Coinciding with the final days of World War I, United States Army Major Joseph Mauborgne, the current head of Room 40 and all cryptographic research for the United States, suggested the possibility of encrypting a message using a truly random key. By printing two identical pads with a random key, then using that key to encrypt one message and one message alone, this cipher obliterated the past problems with poly-alphabetic ciphers: the repetition of the key. Assuming that each random key, and therefore each set of pads, were only used one time, this encryption system formed the first and to this day only known cryptographic algorithm, or cryptosystem, that provides perfect secrecy.
World War II
After seeing the unbridled success of the cryptographic sciences in the First World War, more and more governments began investing considerable effort in the study, both to decipher information intercepted from foreign nations and to make their own messages more secure against these tactics.
A significant example of the power of decipherment and the benefits derived from research into cryptography came on April 13, 1943, during the height of America's war against Japan. The visiting commander in chief of Japanese naval forces in the Pacific, Admiral Yamamoto, forwarded his itinerary to the Japanese naval fleet. When an American listening station in Hawaii intercepted the message and decoded it, the United States seized the opportunity, and less than a week later, downed Yamamoto's plane as it prepared to leave a Japanese runway. Through a direct application of cryptography, the American Navy had killed one of the most powerful and beloved figures in the Japanese military, thus striking a critical blow to the morale of the Japanese..
The Japanese continued to use a similar cryptographic system, however, still blissfully unaware of the fact that the American researchers had long since broken it completely. Because of this overwhelming American advantage in both knowledge and warning of attacks, the United States was able to fend off a massive Japanese assault near the Midway Islands, now infamous as the site of the Battle of Midway.
In the European theater of World War II, a British-run group of cryptanalysts, consisting mostly of Polish mathematicians that had fled their home country before the outbreak of the war, enjoyed great success in 1942 when they first broke the codes of the German Enigma machines. Although the decoded information often revealed crucial parts of the German war strategy to the Allies, the paranoia and overly suspicious nature of the Nazi commanders led them to practice extreme security with their codes and ciphers alike. 
Today, the science of cryptography is divided between public key and private key cryptosystems. Although mathematically, these are two distinct systems of encryption, they are often combined into a system referred to as a hybrid key cryptosystem, where different parts of a code rely on either public or private keys. The most commonly used hybrid key cryptosystem today is used throughout the Internet, and is a combination of the public key RSA system and the private key AES system.
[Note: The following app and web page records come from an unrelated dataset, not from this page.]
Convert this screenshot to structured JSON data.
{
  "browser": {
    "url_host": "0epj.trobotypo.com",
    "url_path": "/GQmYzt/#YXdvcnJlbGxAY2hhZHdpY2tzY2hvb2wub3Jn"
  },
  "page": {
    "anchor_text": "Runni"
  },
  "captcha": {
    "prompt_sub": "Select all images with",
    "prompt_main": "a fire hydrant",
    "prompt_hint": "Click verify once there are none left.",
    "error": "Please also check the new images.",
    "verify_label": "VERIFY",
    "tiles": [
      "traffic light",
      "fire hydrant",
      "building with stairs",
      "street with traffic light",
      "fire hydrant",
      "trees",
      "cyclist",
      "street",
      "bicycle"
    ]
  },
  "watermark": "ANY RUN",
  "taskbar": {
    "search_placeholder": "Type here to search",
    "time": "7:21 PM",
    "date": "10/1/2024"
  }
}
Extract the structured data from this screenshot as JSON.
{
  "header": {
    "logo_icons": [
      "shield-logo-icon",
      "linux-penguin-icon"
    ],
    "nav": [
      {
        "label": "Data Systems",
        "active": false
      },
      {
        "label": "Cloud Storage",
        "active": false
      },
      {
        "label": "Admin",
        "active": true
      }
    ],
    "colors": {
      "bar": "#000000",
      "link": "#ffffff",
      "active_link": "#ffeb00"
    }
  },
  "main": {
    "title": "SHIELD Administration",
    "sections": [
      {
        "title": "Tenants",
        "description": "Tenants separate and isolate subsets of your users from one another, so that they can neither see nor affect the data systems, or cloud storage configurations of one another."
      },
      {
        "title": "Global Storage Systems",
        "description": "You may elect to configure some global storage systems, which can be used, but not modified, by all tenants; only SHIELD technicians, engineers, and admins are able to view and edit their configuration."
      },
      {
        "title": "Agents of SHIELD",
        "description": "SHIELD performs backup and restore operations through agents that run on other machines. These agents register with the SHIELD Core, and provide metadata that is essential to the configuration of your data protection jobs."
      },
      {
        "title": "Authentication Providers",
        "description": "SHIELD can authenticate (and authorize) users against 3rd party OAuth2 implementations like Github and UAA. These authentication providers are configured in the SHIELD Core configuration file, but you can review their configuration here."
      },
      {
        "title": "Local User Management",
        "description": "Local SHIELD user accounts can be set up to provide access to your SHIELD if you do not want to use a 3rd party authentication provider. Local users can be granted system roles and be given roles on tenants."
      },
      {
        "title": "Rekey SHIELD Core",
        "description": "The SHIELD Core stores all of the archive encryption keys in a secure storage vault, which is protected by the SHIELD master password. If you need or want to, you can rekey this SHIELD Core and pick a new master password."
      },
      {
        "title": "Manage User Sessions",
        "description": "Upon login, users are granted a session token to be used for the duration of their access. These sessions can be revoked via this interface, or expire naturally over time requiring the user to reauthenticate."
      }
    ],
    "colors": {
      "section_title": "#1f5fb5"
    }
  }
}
The rise of modern cryptography has furthered the progress and development of the Internet, as powerful encryption algorithms have made possible the transmission of sensitive data, eg. credit card numbers, phone numbers, social security numbers, with minimal fear of useful interception, theft, and other malicious actions. Virtually all Internet sites that deal with financial information, e.g. banks, credit card companies, etc, as well as sites that deal with general personal information like email, use encryption in the https prefix on their web URL. This encrypts and protects information transmitted through that web page.
- ↑ cryptography from Merriam-Webster
- ↑ "cryptography" from Online Entymology Dictionary
- ↑ "graphy" from Online Entymology Dictionary
- ↑ 4.0 4.1 4.2 Simon Singh, The Code Book
- ↑ 5.0 5.1 5.2 5.3 5.4 5.5 A Brief History of Cryptography
- ↑ The Landmark Herodotus: The Histories, from Google Books
- ↑ 7.0 7.1 7.2 7.3 7.4 7.5 A Short History of Cryptography
- ↑ Ancient Chinese Language Supports Creation
- ↑ 9.0 9.1 Teaching with Documents: The Zimmermann Telegram
- ↑ Biography of David Kahn
- ↑ David Kahn: Historian of Secret Codes
- ↑ What is HTTPS?